Pulling into Darby I bumped into my riding partners, Marion and David. They were just mounting their saddles to head to Hamilton, perhaps 16 miles North. Somehow they had stumbled into the town's community center where Meals on Wheels was serving a home-cooked luncheon. They urged me to go in and get some food, telling me it was one of the best meals they had enjoyed in weeks. I didn't need any convincing. I was starving and wanted to get the heck off the Montana roads. I headed into the community center.

It seemed that I had beat the rush. Actually, it looked like I missed the meal. The staff was packing everything up. I approached Marianne, one of the three Meals on Wheels staff to beg for a meal. She was more than happy to serve me. While devouring this delicious, home-cooked meatloaf meal, I began conversing with the kitchen staff, Branden, Betty and Marianne. Man, these Montanas were so friendly. When they discovered that my birthday was the previous day, they told me that the meal was on the house. This was the first time I had actually interacted with real Montanans and, guess what, they were truly kind people. These three smiling people so quickly dispelled the rotten Montanan generalization that was developing in my mind. That generalization, along with any and every other generalization, was about as sturdy a house of cards.


That evening I headed to the home of Curtis, my host for the night. He too was a Montanan who was proud of his heritage in the Bitterroot Valley. This guy was right on with the other Montanans I had actually met. He was a genuine guy who was happy to share his home and life with a beat-up cyclist.
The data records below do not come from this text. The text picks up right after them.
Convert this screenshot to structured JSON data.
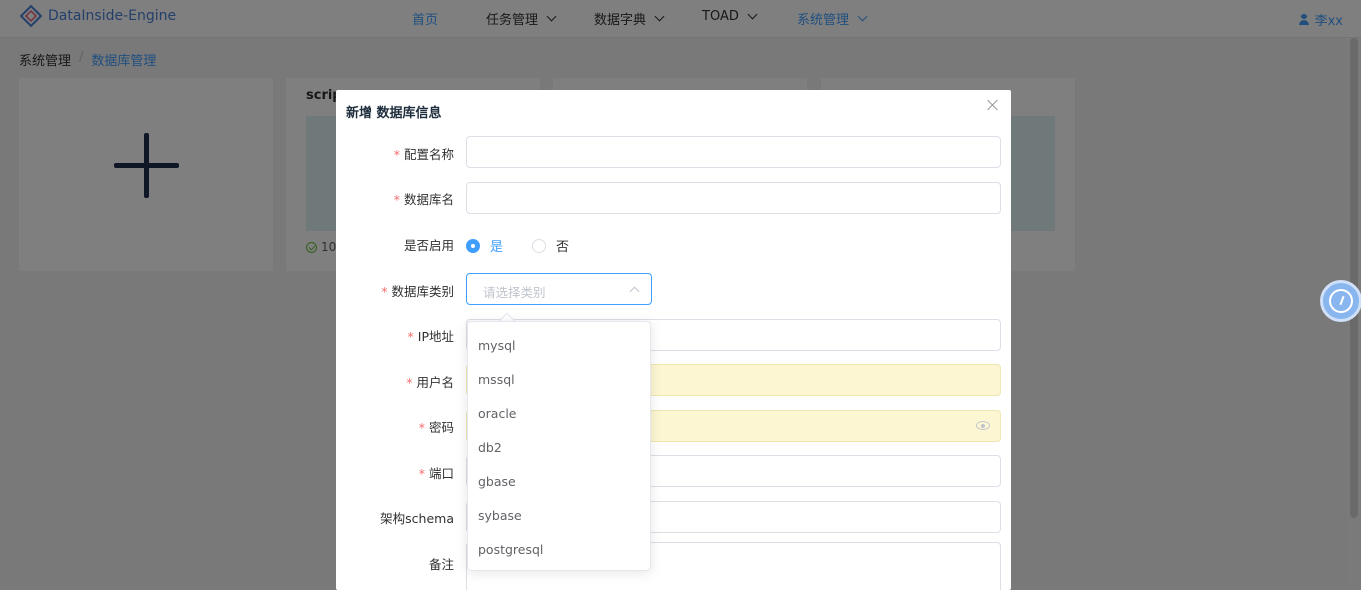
{
  "app": {
    "title": "DataInside-Engine"
  },
  "nav": {
    "items": [
      {
        "label": "首页"
      },
      {
        "label": "任务管理"
      },
      {
        "label": "数据字典"
      },
      {
        "label": "TOAD"
      },
      {
        "label": "系统管理"
      }
    ],
    "user": "李xx"
  },
  "breadcrumb": {
    "root": "系统管理",
    "sep": "/",
    "current": "数据库管理"
  },
  "cards": {
    "card2_title": "scrip",
    "card2_status": "10"
  },
  "dialog": {
    "title": "新增 数据库信息",
    "fields": {
      "config_name": "配置名称",
      "db_name": "数据库名",
      "enabled": "是否启用",
      "db_type": "数据库类别",
      "ip": "IP地址",
      "username": "用户名",
      "password": "密码",
      "port": "端口",
      "schema": "架构schema",
      "remark": "备注"
    },
    "radio": {
      "yes": "是",
      "no": "否"
    },
    "select_placeholder": "请选择类别",
    "options": [
      "mysql",
      "mssql",
      "oracle",
      "db2",
      "gbase",
      "sybase",
      "postgresql"
    ]
  },
  "colors": {
    "accent": "#409eff",
    "required": "#f56c6c",
    "autofill": "#fcf6d3"
  }
}
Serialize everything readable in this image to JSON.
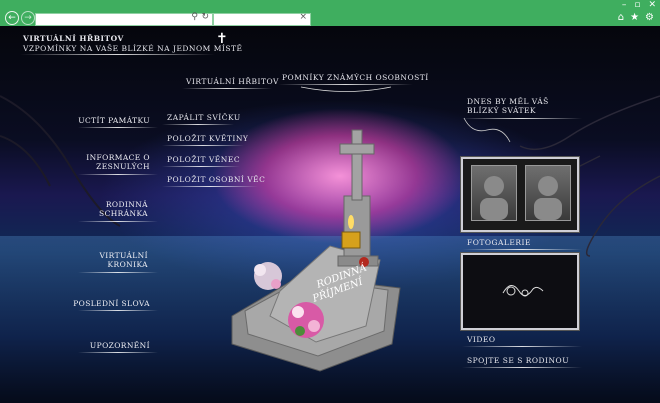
{
  "browser": {
    "back_icon": "back-arrow-icon",
    "forward_icon": "forward-arrow-icon",
    "address_icons": [
      "search-icon",
      "refresh-icon"
    ],
    "tab_close": "×",
    "tools": [
      "home-icon",
      "star-icon",
      "gear-icon"
    ]
  },
  "header": {
    "title": "VIRTUÁLNÍ HŘBITOV",
    "subtitle": "VZPOMÍNKY NA VAŠE BLÍZKÉ NA JEDNOM MÍSTĚ",
    "cross": "✝"
  },
  "top_nav": {
    "virtual_cemetery": "VIRTUÁLNÍ HŘBITOV",
    "famous_monuments": "Pomníky známých osobností"
  },
  "left_menu": [
    {
      "label": "UCTÍT PAMÁTKU"
    },
    {
      "label": "INFORMACE O ZESNULÝCH"
    },
    {
      "label": "RODINNÁ SCHRÁNKA"
    },
    {
      "label": "VIRTUÁLNÍ KRONIKA"
    },
    {
      "label": "Poslední slova"
    },
    {
      "label": "UPOZORNĚNÍ"
    }
  ],
  "submenu": [
    {
      "label": "ZAPÁLIT SVÍČKU"
    },
    {
      "label": "POLOŽIT KVĚTINY"
    },
    {
      "label": "POLOŽIT VĚNEC"
    },
    {
      "label": "POLOŽIT OSOBNÍ VĚC"
    }
  ],
  "right_panel": {
    "birthday": "DNES BY MĚL VÁŠ BLÍZKÝ SVÁTEK",
    "gallery": "FOTOGALERIE",
    "video": "VIDEO",
    "contact": "SPOJTE SE S RODINOU"
  },
  "grave": {
    "inscription": "RODINNÁ PŘÍJMENÍ"
  },
  "colors": {
    "chrome": "#3fae5f",
    "text": "#f0f0f5",
    "accent_pink": "#e85cc0"
  }
}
Curtis prepared a great pasta dinner, then treated me to a sampling of a full selection of local mead. Oh man, I felt like I was at home. Mead is very popular in DC with the many Ethiopian restaurants in the city. I think I enjoyed the mead a little too much. In no time I was tipsy, sharing my entire life's story with this guy. Hey, I guess that's what a good host does. They make you feel at home.


So my challenging ride over Chief Joseph's Pass and down into the Bitterroot Valley set me up just to knock me down. Under duress I found myself clinging to some negative imagery of Montanans. And don't get me wrong, the several aggressive drivers that have threatened me in the state are some truly rotten people. Luckily, I was able to quickly realize that those people are just some bad apples among a pretty ripe harvest. This trip, ostensibly a physical journey, has had its greatest impacts not on my body composition but on my mental acuity.